President Trump’s executive order deferring certain payroll obligations through December 31, 2020 thwarted our use of withholding-tax data to “sanity test” the employment report. However, continuing jobless claims dropped by about 1 million during September, which lends credence to the reported jobs gain. For context, roughly 11.4 million of the 22.2 million jobs lost to the pandemic’s aftermath have been recovered.
Full-time jobs in September crept higher (+54,000) to 122.4 million. Workers employed part time for economic reasons fell by 1.272 million, whereas those working part time for non-economic reasons rose by 288,000; multiple-job holders declined by 339,000. Once again, the shrinkage in the number of temporarily unemployed (-1.523 million, to 4.637 million) could explain most/all of September’s job gains.
Goods-producing industries gained 93,000 jobs, while service providers added a more robust 568,000 jobs—especially leisure and hospitality (+318,000), retail trade (+142,000), health care and social assistance (+107,000), and professional and business services (+89,000). Public-sector employment declined, mainly in state and local government education (-231,100).
Manufacturing expanded by 66,000 jobs. That result is perhaps somewhat consistent the ISM’s manufacturing employment sub-index, which nearly ceased contracting in September. Wood Products employment advanced by 3,900 (ISM was unchanged); Paper and Paper Products: +3,000 (ISM increased); Construction: +26,000 (ISM increased).
Average hourly earnings of all private employees inched up by $0.02 to $29.47 (+4.7 percent YoY); since the average workweek lengthened (+0.1 hour) to 34.7 hours, average weekly earnings increased by $3.64, to $1,022.61 (+3.1 percent YoY). That compares favorably with the CPI’s August advance of +1.3 percent YoY, although some argue the modest CPI increase is tempered by items (e.g., airfares and energy) consumers are purchasing in much smaller quantities than before, whereas prices for “the goods people are actually buying are way up.”
Data from Homebase show stalling improvement in small-business locations open, employees working and hours worked since June. Moreover, job cuts announced by US-based employers jumped to 118,804 in September (+2.6 percent MoM). Announcements were concentrated among entertainment/leisure and aerospace/defense companies. Retailers were split, with terminations offset by announcements of intentions for holiday hiring; not surprisingly, the mix of jobs for which retailers are advertising is shifting away from traditional sales work.
“We are setting new records for job cuts even though things have improved since the earliest days of the pandemic,” said Challenger, Gray & Christmas’ Andrew Challenger. “These are uncertain times for everyone, as many states are experiencing an uptick in the number of COVID-19 cases.

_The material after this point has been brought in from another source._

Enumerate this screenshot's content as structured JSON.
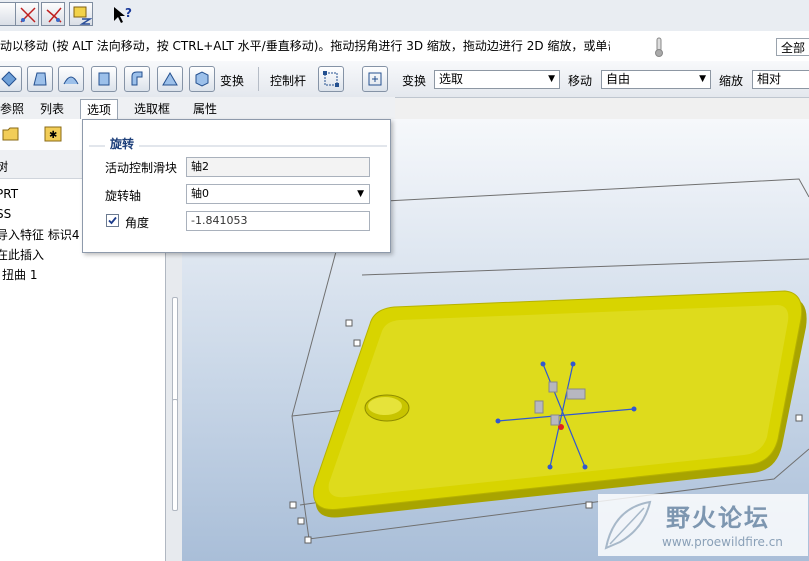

It is clear we still have a long way to go before many industries can return to normal.”